This chapter examines the common pigmented lesions encountered in childhood.
The skin is the largest organ in the body and is composed of 3 layers: the epidermis, dermis, and subcutaneous fat. It serves many functions including thermoregulation, sensory perception, and protection microbial invasion.
The epidermis originates from ectodermal cells and consists of several layers: stratum basalis (inner layer), stratum spinosum, stratum granulosum, stratum lucidum, and stratum corneum (outer layer) (Figure 59.1).
Cell types found in the epidermis includes keratinocytes, melanocytes, and Langerhans (dendritic) cells.
Keratinocytes are the stem cells that will repopulate the other layers over an individual’s lifetime.
They progress from the stratum basale to the stratum corneum.
Melanocytes are derived from neural crests cells and are found in the stratum basale.
Their primary function is to produce the pigment melanin for defense against UV injury.
Melanin accumulates in melanosomes, which are then phagocytosed by neighboring keratinocytes for melanin storage.1
Skin color results from the variable production and degradation of melanosomes and not on numbers of melanocytes.
Langerhans (dendritic) cells are bone marrow-derived, antigen-presenting cells that detect and present foreign antigen to T cells.
The dermis is of mesodermal origin and consists of consist of connective tissue, nerve endings, blood and lymphatic vessels, and adnexal structures (eg, hair shafts, sweat glands, and sebaceous glands).
It is divided into a superficial papillary layer and a deeper reticular layer.
Common terminologies to be familiar with are shown in Table 59.1.

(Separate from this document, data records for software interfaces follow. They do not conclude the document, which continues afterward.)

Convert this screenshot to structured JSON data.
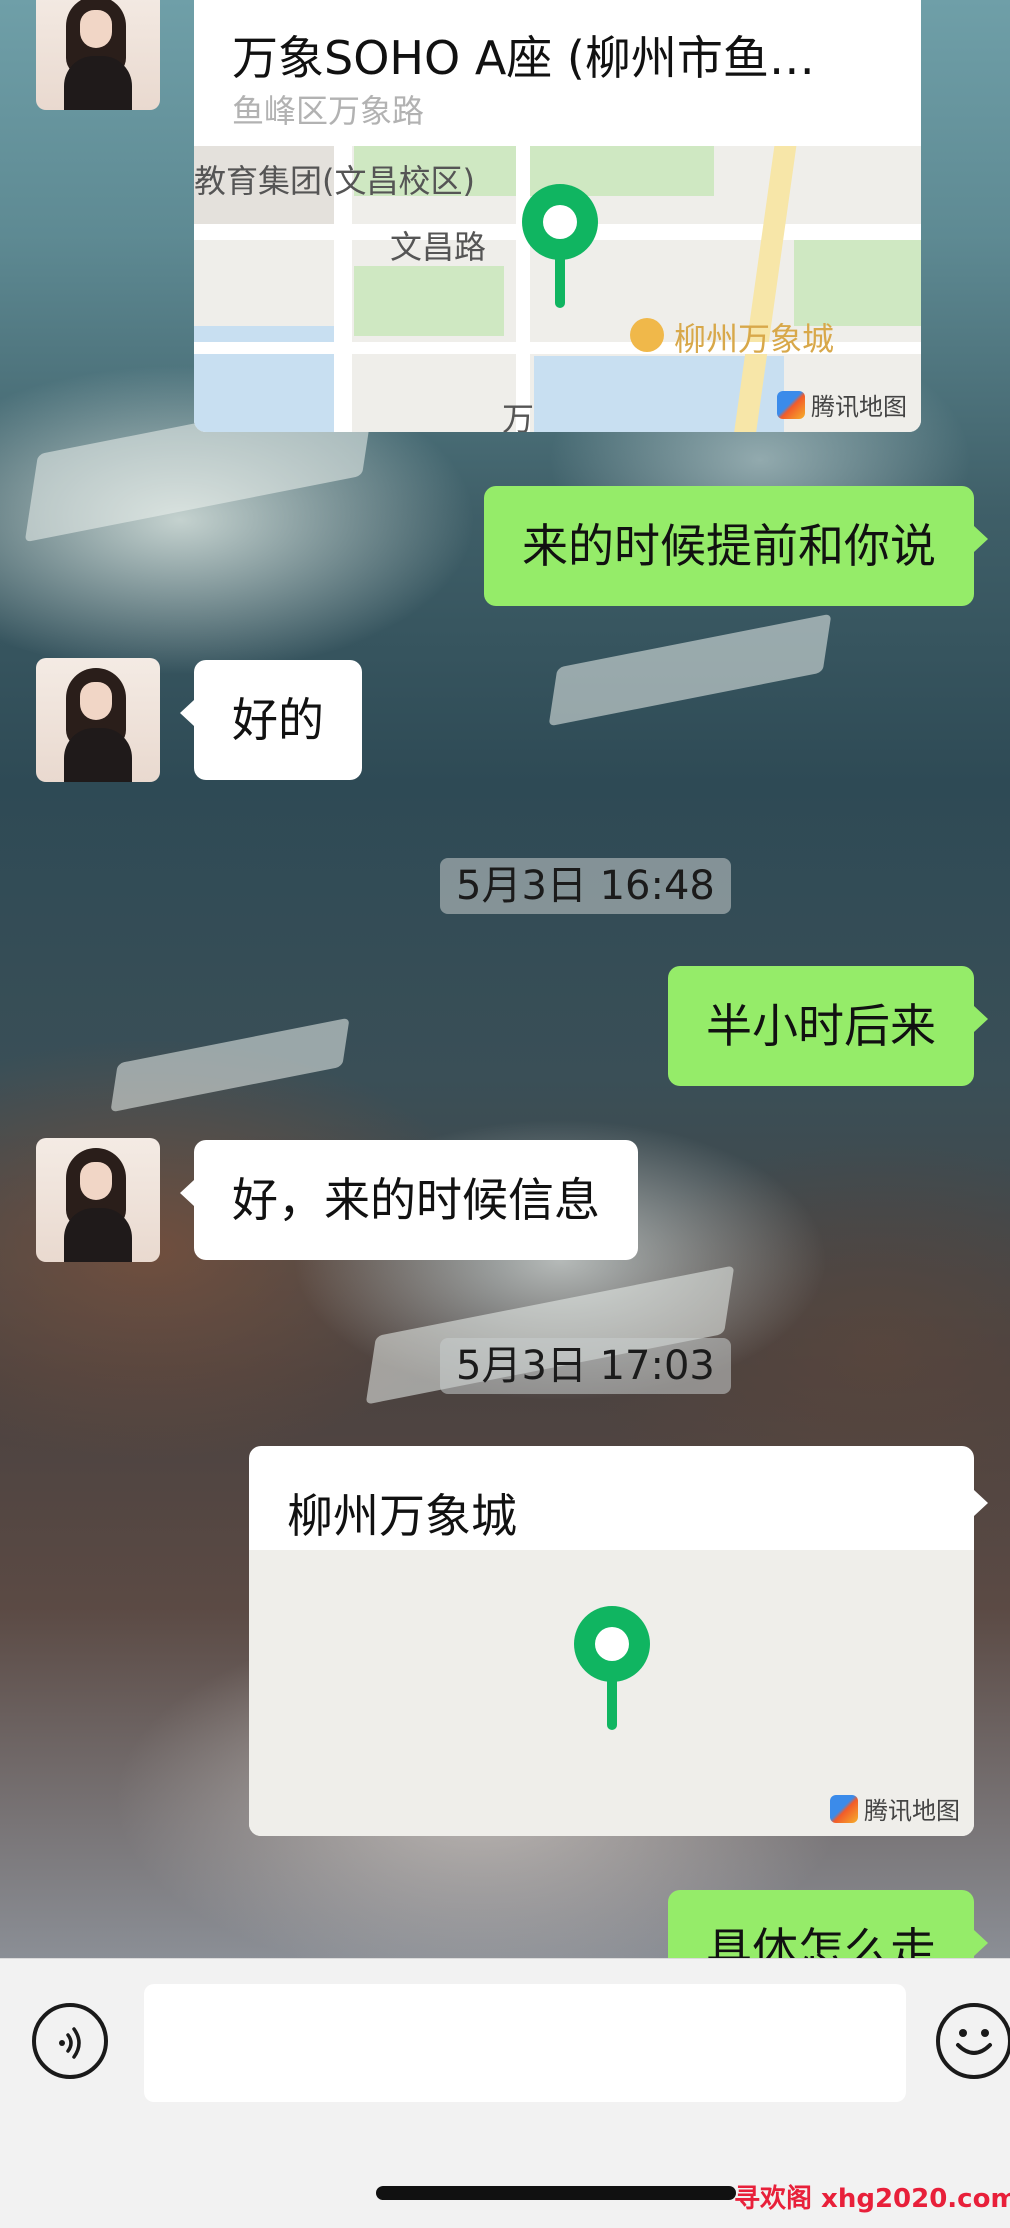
{
  "messages": {
    "location_top": {
      "title": "万象SOHO A座 (柳州市鱼…",
      "subtitle": "鱼峰区万象路",
      "map_labels": [
        "教育集团(文昌校区)",
        "文昌路",
        "柳州万象城",
        "万"
      ],
      "brand": "腾讯地图"
    },
    "out_1": "来的时候提前和你说",
    "in_1": "好的",
    "time_1": "5月3日 16:48",
    "out_2": "半小时后来",
    "in_2": "好，来的时候信息",
    "time_2": "5月3日 17:03",
    "location_bottom": {
      "title": "柳州万象城",
      "brand": "腾讯地图"
    },
    "out_3_partial": "具体怎么走"
  },
  "input_bar": {
    "text_value": "",
    "voice_icon": "voice-icon",
    "emoji_icon": "emoji-icon"
  },
  "watermark": "寻欢阁 xhg2020.com",
  "colors": {
    "bubble_out": "#95ec69",
    "bubble_in": "#ffffff",
    "pin": "#10b561"
  }
}
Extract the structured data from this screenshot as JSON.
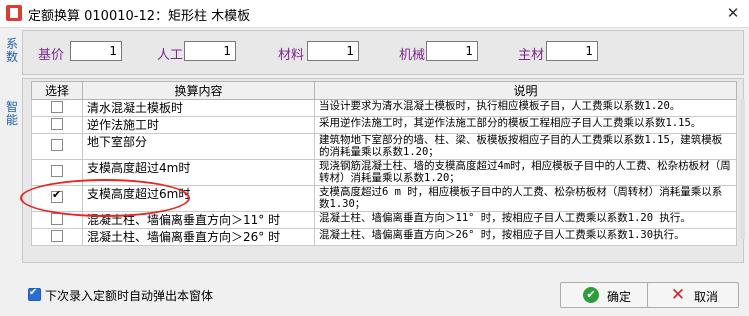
{
  "window": {
    "title": "定额换算  010010-12：矩形柱 木模板"
  },
  "side_tabs": {
    "coefficients": [
      "系",
      "数"
    ],
    "smart": [
      "智",
      "能"
    ]
  },
  "coefficients": [
    {
      "label": "基价",
      "value": "1"
    },
    {
      "label": "人工",
      "value": "1"
    },
    {
      "label": "材料",
      "value": "1"
    },
    {
      "label": "机械",
      "value": "1"
    },
    {
      "label": "主材",
      "value": "1"
    }
  ],
  "table": {
    "headers": {
      "select": "选择",
      "content": "换算内容",
      "description": "说明"
    },
    "rows": [
      {
        "checked": false,
        "name": "清水混凝土模板时",
        "desc": "当设计要求为清水混凝土模板时，执行相应模板子目，人工费乘以系数1.20。"
      },
      {
        "checked": false,
        "name": "逆作法施工时",
        "desc": "采用逆作法施工时，其逆作法施工部分的模板工程相应子目人工费乘以系数1.15。"
      },
      {
        "checked": false,
        "name": "地下室部分",
        "desc": "建筑物地下室部分的墙、柱、梁、板模板按相应子目的人工费乘以系数1.15，建筑模板的消耗量乘以系数1.20；"
      },
      {
        "checked": false,
        "name": "支模高度超过4m时",
        "desc": "现浇钢筋混凝土柱、墙的支模高度超过4m时，相应模板子目中的人工费、松杂枋板材（周转材）消耗量乘以系数1.20；"
      },
      {
        "checked": true,
        "name": "支模高度超过6m时",
        "desc": "支模高度超过6 m 时，相应模板子目中的人工费、松杂枋板材（周转材）消耗量乘以系数1.30；"
      },
      {
        "checked": false,
        "name": "混凝土柱、墙偏离垂直方向＞11° 时",
        "desc": "混凝土柱、墙偏离垂直方向＞11° 时，按相应子目人工费乘以系数1.20 执行。"
      },
      {
        "checked": false,
        "name": "混凝土柱、墙偏离垂直方向＞26° 时",
        "desc": "混凝土柱、墙偏离垂直方向＞26° 时，按相应子目人工费乘以系数1.30执行。"
      }
    ]
  },
  "footer": {
    "auto_popup_checked": true,
    "auto_popup_label": "下次录入定额时自动弹出本窗体",
    "ok_label": "确定",
    "cancel_label": "取消"
  },
  "colors": {
    "accent": "#2a6fd6",
    "label_purple": "#7b2a8c",
    "highlight_red": "#e8261f"
  },
  "icons": {
    "ok": "check-circle-icon",
    "cancel": "x-icon",
    "close": "close-icon"
  }
}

Nevus skin lesions are collections of well-differentiated cells within the tissue of origin.
Classified based on the cell of origin (melanocytic and nonmelanocytic).
Melanocytic nevi are derived from melanocytes or their precursors.

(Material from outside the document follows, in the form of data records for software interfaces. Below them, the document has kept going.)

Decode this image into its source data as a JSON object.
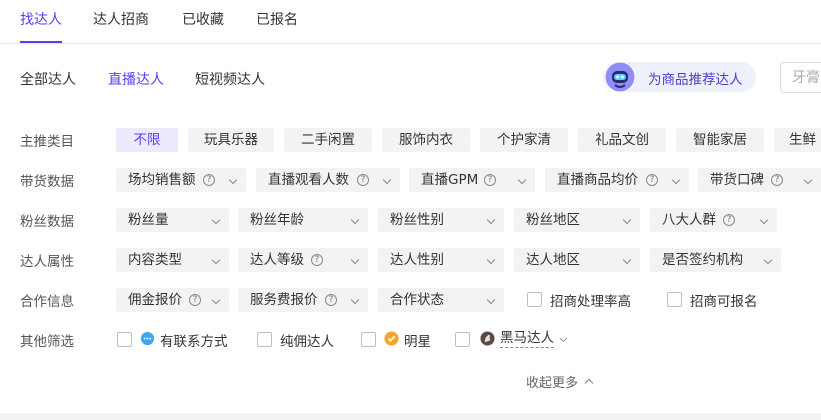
{
  "tabs": [
    {
      "label": "找达人",
      "active": true
    },
    {
      "label": "达人招商"
    },
    {
      "label": "已收藏"
    },
    {
      "label": "已报名"
    }
  ],
  "subtabs": [
    {
      "label": "全部达人"
    },
    {
      "label": "直播达人",
      "active": true
    },
    {
      "label": "短视频达人"
    }
  ],
  "recommend": {
    "label": "为商品推荐达人",
    "icon": "robot-icon"
  },
  "search": {
    "placeholder": "牙膏"
  },
  "rows": {
    "category": {
      "label": "主推类目",
      "items": [
        "不限",
        "玩具乐器",
        "二手闲置",
        "服饰内衣",
        "个护家清",
        "礼品文创",
        "智能家居",
        "生鲜"
      ],
      "selected": "不限"
    },
    "sales": {
      "label": "带货数据",
      "items": [
        {
          "label": "场均销售额",
          "help": true
        },
        {
          "label": "直播观看人数",
          "help": true
        },
        {
          "label": "直播GPM",
          "help": true
        },
        {
          "label": "直播商品均价",
          "help": true
        },
        {
          "label": "带货口碑",
          "help": true
        }
      ]
    },
    "fans": {
      "label": "粉丝数据",
      "items": [
        {
          "label": "粉丝量"
        },
        {
          "label": "粉丝年龄"
        },
        {
          "label": "粉丝性别"
        },
        {
          "label": "粉丝地区"
        },
        {
          "label": "八大人群",
          "help": true
        }
      ]
    },
    "attr": {
      "label": "达人属性",
      "items": [
        {
          "label": "内容类型"
        },
        {
          "label": "达人等级",
          "help": true
        },
        {
          "label": "达人性别"
        },
        {
          "label": "达人地区"
        },
        {
          "label": "是否签约机构"
        }
      ]
    },
    "coop": {
      "label": "合作信息",
      "items": [
        {
          "label": "佣金报价",
          "help": true
        },
        {
          "label": "服务费报价",
          "help": true
        },
        {
          "label": "合作状态"
        }
      ],
      "checks": [
        "招商处理率高",
        "招商可报名"
      ]
    },
    "other": {
      "label": "其他筛选",
      "checks": [
        {
          "label": "有联系方式",
          "icon": "chat-icon"
        },
        {
          "label": "纯佣达人"
        },
        {
          "label": "明星",
          "icon": "verified-badge-icon"
        },
        {
          "label": "黑马达人",
          "icon": "horse-icon"
        }
      ]
    }
  },
  "collapse": {
    "label": "收起更多"
  },
  "colors": {
    "accent": "#5b3df5",
    "chip_bg": "#f3f3f5",
    "chip_active_bg": "#edeafd"
  }
}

Vary in their location within the dermis and epidermis and in their content of melanin.
Nonmelanocytic nevi are derived from keratinocytes and are also referred to as epidermal nevi.
Can be primarily keratinocytic or organoid, which originate from adnexal structures.

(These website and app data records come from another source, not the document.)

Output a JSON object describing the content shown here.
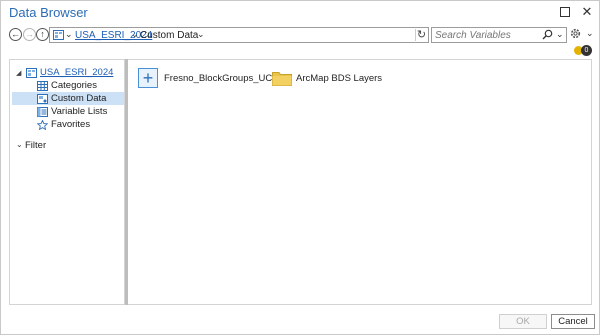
{
  "window": {
    "title": "Data Browser"
  },
  "address": {
    "root": "USA_ESRI_2024",
    "current": "Custom Data"
  },
  "search": {
    "placeholder": "Search Variables"
  },
  "notifications": {
    "count": "0"
  },
  "tree": {
    "root": "USA_ESRI_2024",
    "items": [
      {
        "label": "Categories",
        "icon": "grid-icon"
      },
      {
        "label": "Custom Data",
        "icon": "custom-data-icon",
        "selected": true
      },
      {
        "label": "Variable Lists",
        "icon": "list-icon"
      },
      {
        "label": "Favorites",
        "icon": "star-icon"
      }
    ],
    "filter": "Filter"
  },
  "content": {
    "items": [
      {
        "label": "Fresno_BlockGroups_UCRev",
        "icon": "add-icon"
      },
      {
        "label": "ArcMap BDS Layers",
        "icon": "folder-icon"
      }
    ]
  },
  "footer": {
    "ok": "OK",
    "cancel": "Cancel"
  },
  "colors": {
    "accent": "#2b6cb5",
    "link": "#1e5fb5",
    "selected": "#cce1f5",
    "folder": "#e8c44a"
  }
}
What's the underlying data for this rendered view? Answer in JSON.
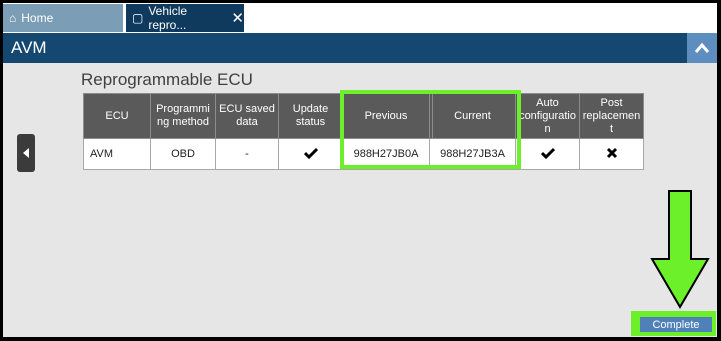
{
  "tabs": [
    {
      "label": "Home",
      "icon": "home-icon"
    },
    {
      "label": "Vehicle repro...",
      "icon": "window-icon",
      "close_glyph": "✕"
    }
  ],
  "title_bar": {
    "title": "AVM",
    "collapse_icon": "chevron-up-icon"
  },
  "section": {
    "title": "Reprogrammable ECU",
    "columns": [
      "ECU",
      "Programmi ng method",
      "ECU saved data",
      "Update status",
      "Previous",
      "Current",
      "Auto configuratio n",
      "Post replacemen t"
    ],
    "rows": [
      {
        "ecu": "AVM",
        "method": "OBD",
        "saved": "-",
        "update_status": "check",
        "previous": "988H27JB0A",
        "current": "988H27JB3A",
        "auto_config": "check",
        "post_replacement": "cross"
      }
    ]
  },
  "side_nav": {
    "icon": "caret-left-icon"
  },
  "footer": {
    "complete_label": "Complete"
  },
  "colors": {
    "highlight": "#6cf02a",
    "header_bg": "#154870",
    "table_header": "#5a5a5a",
    "button": "#4f80b7"
  }
}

TABLE 59.1 Common Dermatologic Terminology
Melanocytic nevi are divided into acquired nevi (those that appear after birth) and congenital nevi (those that are present at birth) (Figure 59.2).
They are then further subclassified as junctional, compound, or dermal according to the location of the nevus cells in the skin.
Junctional nevi are at the junction of the epidermis/dermis.
Compound nevi involve both the epidermis and dermis.
Dermal nevi are confined to the dermis.
In childhood, >90% of nevi are junctional.2
Most nevi then become compound or dermal nevi as they migrate into the papillary dermis.
In general, the deeper the nests of nevus cells, the more raised and less pigmented the lesion (ie, dark flat lesions vs raised tan lesions).
The common variants of melanocytic nevi are shown in Table 59.2
TABLE 59.2 Common Melanocytic Nevi